Weekly unemployment benefit applications jumped 13,000 to a seasonally adjusted 380,000, the Labor Department said Thursday. The previous week's figures were also revised higher. The four-week average, a less volatile gauge, rose to 368,500.
After steadily declining since last fall, applications have leveled off in recent weeks. The four-week average is essentially unchanged over the past two months.
The increase "doesn't ring any alarm bells," said Ryan Sweet, an economist at Moody's Analytics. "Applications can be choppy."
But the trend bears watching, he said.
"If claims continue to climb, it would be strong evidence that the job market is weakening," Sweet added.
When applications fall below 375,000, it generally suggests that hiring will be strong enough to lower the unemployment rate.
The figures come after a disappointing employment report last week that showed that employers added only 120,000 jobs in March, half the average pace in the preceding three months. But many economists downplayed the weak March figures, noting that a warmer winter may have led to some earlier hiring in January and February.
The economy has added an average of 212,000 jobs per month in the January-March er growth.

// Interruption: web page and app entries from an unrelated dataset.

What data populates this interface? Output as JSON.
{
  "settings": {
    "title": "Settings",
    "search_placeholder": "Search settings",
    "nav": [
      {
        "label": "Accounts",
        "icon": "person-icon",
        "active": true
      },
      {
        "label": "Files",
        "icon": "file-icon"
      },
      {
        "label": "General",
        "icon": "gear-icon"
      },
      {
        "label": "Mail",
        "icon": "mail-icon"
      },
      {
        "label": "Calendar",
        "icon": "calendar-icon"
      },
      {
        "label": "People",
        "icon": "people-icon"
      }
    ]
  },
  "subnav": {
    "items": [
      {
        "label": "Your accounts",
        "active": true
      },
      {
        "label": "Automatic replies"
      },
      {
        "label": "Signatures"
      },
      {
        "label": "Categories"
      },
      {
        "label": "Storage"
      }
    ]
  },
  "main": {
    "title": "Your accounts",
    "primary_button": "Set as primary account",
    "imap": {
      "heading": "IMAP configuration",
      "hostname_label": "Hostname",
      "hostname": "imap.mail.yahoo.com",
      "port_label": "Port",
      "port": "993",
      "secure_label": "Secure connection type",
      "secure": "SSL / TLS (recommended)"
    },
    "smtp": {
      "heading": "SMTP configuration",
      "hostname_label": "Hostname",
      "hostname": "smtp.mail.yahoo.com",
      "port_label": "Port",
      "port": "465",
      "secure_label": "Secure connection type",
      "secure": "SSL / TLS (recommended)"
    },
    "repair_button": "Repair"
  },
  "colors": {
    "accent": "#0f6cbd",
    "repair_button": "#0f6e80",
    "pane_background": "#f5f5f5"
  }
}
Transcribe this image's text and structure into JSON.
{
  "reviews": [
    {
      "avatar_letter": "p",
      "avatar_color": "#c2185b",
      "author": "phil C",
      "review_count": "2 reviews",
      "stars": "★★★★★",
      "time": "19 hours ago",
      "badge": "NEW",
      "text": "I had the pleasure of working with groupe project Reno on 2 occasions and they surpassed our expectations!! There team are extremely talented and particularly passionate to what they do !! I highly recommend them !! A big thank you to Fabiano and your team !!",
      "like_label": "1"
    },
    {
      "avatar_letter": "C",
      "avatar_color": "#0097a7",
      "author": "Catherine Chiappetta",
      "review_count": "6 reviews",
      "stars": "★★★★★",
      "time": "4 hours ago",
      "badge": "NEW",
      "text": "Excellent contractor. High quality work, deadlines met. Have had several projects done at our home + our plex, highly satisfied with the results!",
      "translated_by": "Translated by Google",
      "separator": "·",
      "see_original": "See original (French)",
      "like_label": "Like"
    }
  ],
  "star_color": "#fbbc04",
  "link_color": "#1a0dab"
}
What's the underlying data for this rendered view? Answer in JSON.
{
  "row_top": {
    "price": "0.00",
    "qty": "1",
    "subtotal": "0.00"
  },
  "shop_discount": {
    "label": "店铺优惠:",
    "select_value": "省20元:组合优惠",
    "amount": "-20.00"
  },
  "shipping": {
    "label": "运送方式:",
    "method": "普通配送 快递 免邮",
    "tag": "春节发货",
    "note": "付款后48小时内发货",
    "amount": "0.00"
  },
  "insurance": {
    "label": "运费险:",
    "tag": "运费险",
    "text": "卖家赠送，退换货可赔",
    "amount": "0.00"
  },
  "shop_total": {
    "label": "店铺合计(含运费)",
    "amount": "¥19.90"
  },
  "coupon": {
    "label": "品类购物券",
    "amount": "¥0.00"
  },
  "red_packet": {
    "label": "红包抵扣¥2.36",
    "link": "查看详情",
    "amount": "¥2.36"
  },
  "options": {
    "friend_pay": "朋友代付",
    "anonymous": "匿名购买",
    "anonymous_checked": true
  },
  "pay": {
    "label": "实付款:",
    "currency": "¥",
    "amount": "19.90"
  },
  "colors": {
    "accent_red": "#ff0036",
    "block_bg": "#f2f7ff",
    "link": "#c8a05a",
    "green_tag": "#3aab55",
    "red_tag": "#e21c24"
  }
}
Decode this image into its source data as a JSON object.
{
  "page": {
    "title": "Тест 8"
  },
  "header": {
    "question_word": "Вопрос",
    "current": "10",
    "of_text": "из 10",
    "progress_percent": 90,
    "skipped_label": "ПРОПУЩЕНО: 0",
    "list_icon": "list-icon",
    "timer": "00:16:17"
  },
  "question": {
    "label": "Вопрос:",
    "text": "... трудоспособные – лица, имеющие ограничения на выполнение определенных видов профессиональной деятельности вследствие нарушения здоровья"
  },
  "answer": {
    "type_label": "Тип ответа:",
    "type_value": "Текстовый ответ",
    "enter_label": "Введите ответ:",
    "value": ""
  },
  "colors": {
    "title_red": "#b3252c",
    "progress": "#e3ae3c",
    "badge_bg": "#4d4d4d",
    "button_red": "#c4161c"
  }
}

Greater hiring hasn't led to larger paychecks. Wages aren't rising fast enough to keep up with inflation. Rising gas prices are also weighing on consumers' ability to spend money on other goods and services. Europe's debt crisis has flared up again, as Spain and Italy have been forced in recent days to pay higher interest rates on their debts.